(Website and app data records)
####

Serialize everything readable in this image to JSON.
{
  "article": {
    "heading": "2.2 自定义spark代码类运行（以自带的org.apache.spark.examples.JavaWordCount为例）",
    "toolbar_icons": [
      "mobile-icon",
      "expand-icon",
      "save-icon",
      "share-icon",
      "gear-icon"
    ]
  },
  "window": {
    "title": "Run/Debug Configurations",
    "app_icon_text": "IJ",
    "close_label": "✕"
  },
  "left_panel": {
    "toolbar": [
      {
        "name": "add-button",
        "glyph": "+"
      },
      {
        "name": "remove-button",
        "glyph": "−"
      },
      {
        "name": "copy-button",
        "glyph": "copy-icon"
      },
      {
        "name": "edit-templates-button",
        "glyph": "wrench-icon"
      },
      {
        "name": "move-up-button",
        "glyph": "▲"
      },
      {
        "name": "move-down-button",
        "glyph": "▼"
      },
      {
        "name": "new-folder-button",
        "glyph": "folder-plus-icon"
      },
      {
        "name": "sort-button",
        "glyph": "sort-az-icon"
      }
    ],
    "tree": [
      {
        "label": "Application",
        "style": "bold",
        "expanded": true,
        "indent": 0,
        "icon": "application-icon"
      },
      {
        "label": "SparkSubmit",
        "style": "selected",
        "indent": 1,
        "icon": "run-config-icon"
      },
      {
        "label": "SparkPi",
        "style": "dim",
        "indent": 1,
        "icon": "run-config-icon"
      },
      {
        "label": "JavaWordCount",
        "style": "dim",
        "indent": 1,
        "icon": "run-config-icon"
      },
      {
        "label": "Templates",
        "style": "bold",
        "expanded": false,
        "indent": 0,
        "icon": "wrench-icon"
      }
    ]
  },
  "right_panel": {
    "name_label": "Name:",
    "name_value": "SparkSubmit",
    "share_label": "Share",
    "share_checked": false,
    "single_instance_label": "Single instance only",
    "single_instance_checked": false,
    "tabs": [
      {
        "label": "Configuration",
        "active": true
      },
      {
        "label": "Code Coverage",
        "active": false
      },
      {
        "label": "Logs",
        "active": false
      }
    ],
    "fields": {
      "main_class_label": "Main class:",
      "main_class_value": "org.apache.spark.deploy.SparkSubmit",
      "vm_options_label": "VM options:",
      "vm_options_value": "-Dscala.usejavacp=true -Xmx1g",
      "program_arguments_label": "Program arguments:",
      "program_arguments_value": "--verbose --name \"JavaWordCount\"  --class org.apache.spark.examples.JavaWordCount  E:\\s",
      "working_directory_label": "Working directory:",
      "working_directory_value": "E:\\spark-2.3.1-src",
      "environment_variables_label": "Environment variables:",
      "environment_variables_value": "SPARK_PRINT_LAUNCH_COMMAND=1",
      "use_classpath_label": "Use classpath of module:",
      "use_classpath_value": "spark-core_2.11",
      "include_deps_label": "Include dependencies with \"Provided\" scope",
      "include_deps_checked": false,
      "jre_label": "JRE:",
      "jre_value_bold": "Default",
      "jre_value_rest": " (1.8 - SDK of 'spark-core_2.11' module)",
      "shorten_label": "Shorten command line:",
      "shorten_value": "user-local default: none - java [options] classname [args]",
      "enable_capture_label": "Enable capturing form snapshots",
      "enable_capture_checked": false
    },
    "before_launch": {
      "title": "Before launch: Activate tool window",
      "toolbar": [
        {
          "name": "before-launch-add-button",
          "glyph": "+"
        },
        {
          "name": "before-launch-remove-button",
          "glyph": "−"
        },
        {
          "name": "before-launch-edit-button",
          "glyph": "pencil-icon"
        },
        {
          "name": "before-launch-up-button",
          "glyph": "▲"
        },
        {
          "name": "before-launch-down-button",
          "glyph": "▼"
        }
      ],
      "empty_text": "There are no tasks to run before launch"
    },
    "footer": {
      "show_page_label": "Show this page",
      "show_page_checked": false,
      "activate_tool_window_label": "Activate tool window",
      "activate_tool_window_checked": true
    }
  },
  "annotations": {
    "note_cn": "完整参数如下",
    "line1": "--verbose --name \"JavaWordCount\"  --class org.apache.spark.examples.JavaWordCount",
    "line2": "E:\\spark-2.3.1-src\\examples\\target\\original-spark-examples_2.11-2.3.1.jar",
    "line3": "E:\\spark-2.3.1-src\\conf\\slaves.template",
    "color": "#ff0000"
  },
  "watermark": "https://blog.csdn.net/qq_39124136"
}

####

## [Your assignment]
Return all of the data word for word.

## [Answer box]
Serialize everything readable in this image to JSON.
{
  "article": {
    "heading": "2.2 自定义spark代码类运行（以自带的org.apache.spark.examples.JavaWordCount为例）",
    "toolbar_icons": [
      "mobile-icon",
      "expand-icon",
      "save-icon",
      "share-icon",
      "gear-icon"
    ]
  },
  "window": {
    "title": "Run/Debug Configurations",
    "app_icon_text": "IJ",
    "close_label": "✕"
  },
  "left_panel": {
    "toolbar": [
      {
        "name": "add-button",
        "glyph": "+"
      },
      {
        "name": "remove-button",
        "glyph": "−"
      },
      {
        "name": "copy-button",
        "glyph": "copy-icon"
      },
      {
        "name": "edit-templates-button",
        "glyph": "wrench-icon"
      },
      {
        "name": "move-up-button",
        "glyph": "▲"
      },
      {
        "name": "move-down-button",
        "glyph": "▼"
      },
      {
        "name": "new-folder-button",
        "glyph": "folder-plus-icon"
      },
      {
        "name": "sort-button",
        "glyph": "sort-az-icon"
      }
    ],
    "tree": [
      {
        "label": "Application",
        "style": "bold",
        "expanded": true,
        "indent": 0,
        "icon": "application-icon"
      },
      {
        "label": "SparkSubmit",
        "style": "selected",
        "indent": 1,
        "icon": "run-config-icon"
      },
      {
        "label": "SparkPi",
        "style": "dim",
        "indent": 1,
        "icon": "run-config-icon"
      },
      {
        "label": "JavaWordCount",
        "style": "dim",
        "indent": 1,
        "icon": "run-config-icon"
      },
      {
        "label": "Templates",
        "style": "bold",
        "expanded": false,
        "indent": 0,
        "icon": "wrench-icon"
      }
    ]
  },
  "right_panel": {
    "name_label": "Name:",
    "name_value": "SparkSubmit",
    "share_label": "Share",
    "share_checked": false,
    "single_instance_label": "Single instance only",
    "single_instance_checked": false,
    "tabs": [
      {
        "label": "Configuration",
        "active": true
      },
      {
        "label": "Code Coverage",
        "active": false
      },
      {
        "label": "Logs",
        "active": false
      }
    ],
    "fields": {
      "main_class_label": "Main class:",
      "main_class_value": "org.apache.spark.deploy.SparkSubmit",
      "vm_options_label": "VM options:",
      "vm_options_value": "-Dscala.usejavacp=true -Xmx1g",
      "program_arguments_label": "Program arguments:",
      "program_arguments_value": "--verbose --name \"JavaWordCount\"  --class org.apache.spark.examples.JavaWordCount  E:\\s",
      "working_directory_label": "Working directory:",
      "working_directory_value": "E:\\spark-2.3.1-src",
      "environment_variables_label": "Environment variables:",
      "environment_variables_value": "SPARK_PRINT_LAUNCH_COMMAND=1",
      "use_classpath_label": "Use classpath of module:",
      "use_classpath_value": "spark-core_2.11",
      "include_deps_label": "Include dependencies with \"Provided\" scope",
      "include_deps_checked": false,
      "jre_label": "JRE:",
      "jre_value_bold": "Default",
      "jre_value_rest": " (1.8 - SDK of 'spark-core_2.11' module)",
      "shorten_label": "Shorten command line:",
      "shorten_value": "user-local default: none - java [options] classname [args]",
      "enable_capture_label": "Enable capturing form snapshots",
      "enable_capture_checked": false
    },
    "before_launch": {
      "title": "Before launch: Activate tool window",
      "toolbar": [
        {
          "name": "before-launch-add-button",
          "glyph": "+"
        },
        {
          "name": "before-launch-remove-button",
          "glyph": "−"
        },
        {
          "name": "before-launch-edit-button",
          "glyph": "pencil-icon"
        },
        {
          "name": "before-launch-up-button",
          "glyph": "▲"
        },
        {
          "name": "before-launch-down-button",
          "glyph": "▼"
        }
      ],
      "empty_text": "There are no tasks to run before launch"
    },
    "footer": {
      "show_page_label": "Show this page",
      "show_page_checked": false,
      "activate_tool_window_label": "Activate tool window",
      "activate_tool_window_checked": true
    }
  },
  "annotations": {
    "note_cn": "完整参数如下",
    "line1": "--verbose --name \"JavaWordCount\"  --class org.apache.spark.examples.JavaWordCount",
    "line2": "E:\\spark-2.3.1-src\\examples\\target\\original-spark-examples_2.11-2.3.1.jar",
    "line3": "E:\\spark-2.3.1-src\\conf\\slaves.template",
    "color": "#ff0000"
  },
  "watermark": "https://blog.csdn.net/qq_39124136"
}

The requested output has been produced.